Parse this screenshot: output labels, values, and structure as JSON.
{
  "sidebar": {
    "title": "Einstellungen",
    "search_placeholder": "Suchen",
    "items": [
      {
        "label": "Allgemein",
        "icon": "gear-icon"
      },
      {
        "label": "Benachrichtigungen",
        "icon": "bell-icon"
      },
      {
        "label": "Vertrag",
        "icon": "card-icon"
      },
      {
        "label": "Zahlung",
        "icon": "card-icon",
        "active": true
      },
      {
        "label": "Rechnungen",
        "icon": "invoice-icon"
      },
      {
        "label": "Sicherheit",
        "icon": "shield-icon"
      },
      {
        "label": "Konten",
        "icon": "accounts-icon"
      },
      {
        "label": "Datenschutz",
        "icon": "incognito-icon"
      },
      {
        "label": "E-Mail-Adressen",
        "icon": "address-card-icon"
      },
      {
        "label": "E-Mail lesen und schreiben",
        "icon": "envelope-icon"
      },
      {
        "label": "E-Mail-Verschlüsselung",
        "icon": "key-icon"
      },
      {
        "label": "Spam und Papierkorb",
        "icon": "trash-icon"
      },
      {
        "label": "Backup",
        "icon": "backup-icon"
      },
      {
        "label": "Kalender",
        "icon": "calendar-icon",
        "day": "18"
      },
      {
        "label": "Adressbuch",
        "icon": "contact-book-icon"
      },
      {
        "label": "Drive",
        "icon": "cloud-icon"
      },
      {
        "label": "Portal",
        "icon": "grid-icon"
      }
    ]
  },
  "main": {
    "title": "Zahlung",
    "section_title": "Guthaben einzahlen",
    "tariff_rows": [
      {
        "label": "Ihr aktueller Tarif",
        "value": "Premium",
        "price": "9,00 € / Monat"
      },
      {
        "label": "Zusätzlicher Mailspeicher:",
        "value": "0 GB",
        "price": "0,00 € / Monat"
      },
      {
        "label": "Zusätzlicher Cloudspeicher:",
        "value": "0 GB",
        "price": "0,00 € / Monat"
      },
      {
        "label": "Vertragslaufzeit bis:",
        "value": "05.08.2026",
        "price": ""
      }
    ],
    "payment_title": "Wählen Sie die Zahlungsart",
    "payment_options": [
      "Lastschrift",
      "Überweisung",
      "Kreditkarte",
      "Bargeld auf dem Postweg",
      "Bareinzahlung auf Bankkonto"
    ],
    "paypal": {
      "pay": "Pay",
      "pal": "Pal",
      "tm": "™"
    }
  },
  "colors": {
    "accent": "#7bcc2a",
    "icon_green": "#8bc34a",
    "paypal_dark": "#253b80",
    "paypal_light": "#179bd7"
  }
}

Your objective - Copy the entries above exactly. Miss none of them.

Response area -
Parse this screenshot: output labels, values, and structure as JSON.
{
  "sidebar": {
    "title": "Einstellungen",
    "search_placeholder": "Suchen",
    "items": [
      {
        "label": "Allgemein",
        "icon": "gear-icon"
      },
      {
        "label": "Benachrichtigungen",
        "icon": "bell-icon"
      },
      {
        "label": "Vertrag",
        "icon": "card-icon"
      },
      {
        "label": "Zahlung",
        "icon": "card-icon",
        "active": true
      },
      {
        "label": "Rechnungen",
        "icon": "invoice-icon"
      },
      {
        "label": "Sicherheit",
        "icon": "shield-icon"
      },
      {
        "label": "Konten",
        "icon": "accounts-icon"
      },
      {
        "label": "Datenschutz",
        "icon": "incognito-icon"
      },
      {
        "label": "E-Mail-Adressen",
        "icon": "address-card-icon"
      },
      {
        "label": "E-Mail lesen und schreiben",
        "icon": "envelope-icon"
      },
      {
        "label": "E-Mail-Verschlüsselung",
        "icon": "key-icon"
      },
      {
        "label": "Spam und Papierkorb",
        "icon": "trash-icon"
      },
      {
        "label": "Backup",
        "icon": "backup-icon"
      },
      {
        "label": "Kalender",
        "icon": "calendar-icon",
        "day": "18"
      },
      {
        "label": "Adressbuch",
        "icon": "contact-book-icon"
      },
      {
        "label": "Drive",
        "icon": "cloud-icon"
      },
      {
        "label": "Portal",
        "icon": "grid-icon"
      }
    ]
  },
  "main": {
    "title": "Zahlung",
    "section_title": "Guthaben einzahlen",
    "tariff_rows": [
      {
        "label": "Ihr aktueller Tarif",
        "value": "Premium",
        "price": "9,00 € / Monat"
      },
      {
        "label": "Zusätzlicher Mailspeicher:",
        "value": "0 GB",
        "price": "0,00 € / Monat"
      },
      {
        "label": "Zusätzlicher Cloudspeicher:",
        "value": "0 GB",
        "price": "0,00 € / Monat"
      },
      {
        "label": "Vertragslaufzeit bis:",
        "value": "05.08.2026",
        "price": ""
      }
    ],
    "payment_title": "Wählen Sie die Zahlungsart",
    "payment_options": [
      "Lastschrift",
      "Überweisung",
      "Kreditkarte",
      "Bargeld auf dem Postweg",
      "Bareinzahlung auf Bankkonto"
    ],
    "paypal": {
      "pay": "Pay",
      "pal": "Pal",
      "tm": "™"
    }
  },
  "colors": {
    "accent": "#7bcc2a",
    "icon_green": "#8bc34a",
    "paypal_dark": "#253b80",
    "paypal_light": "#179bd7"
  }
}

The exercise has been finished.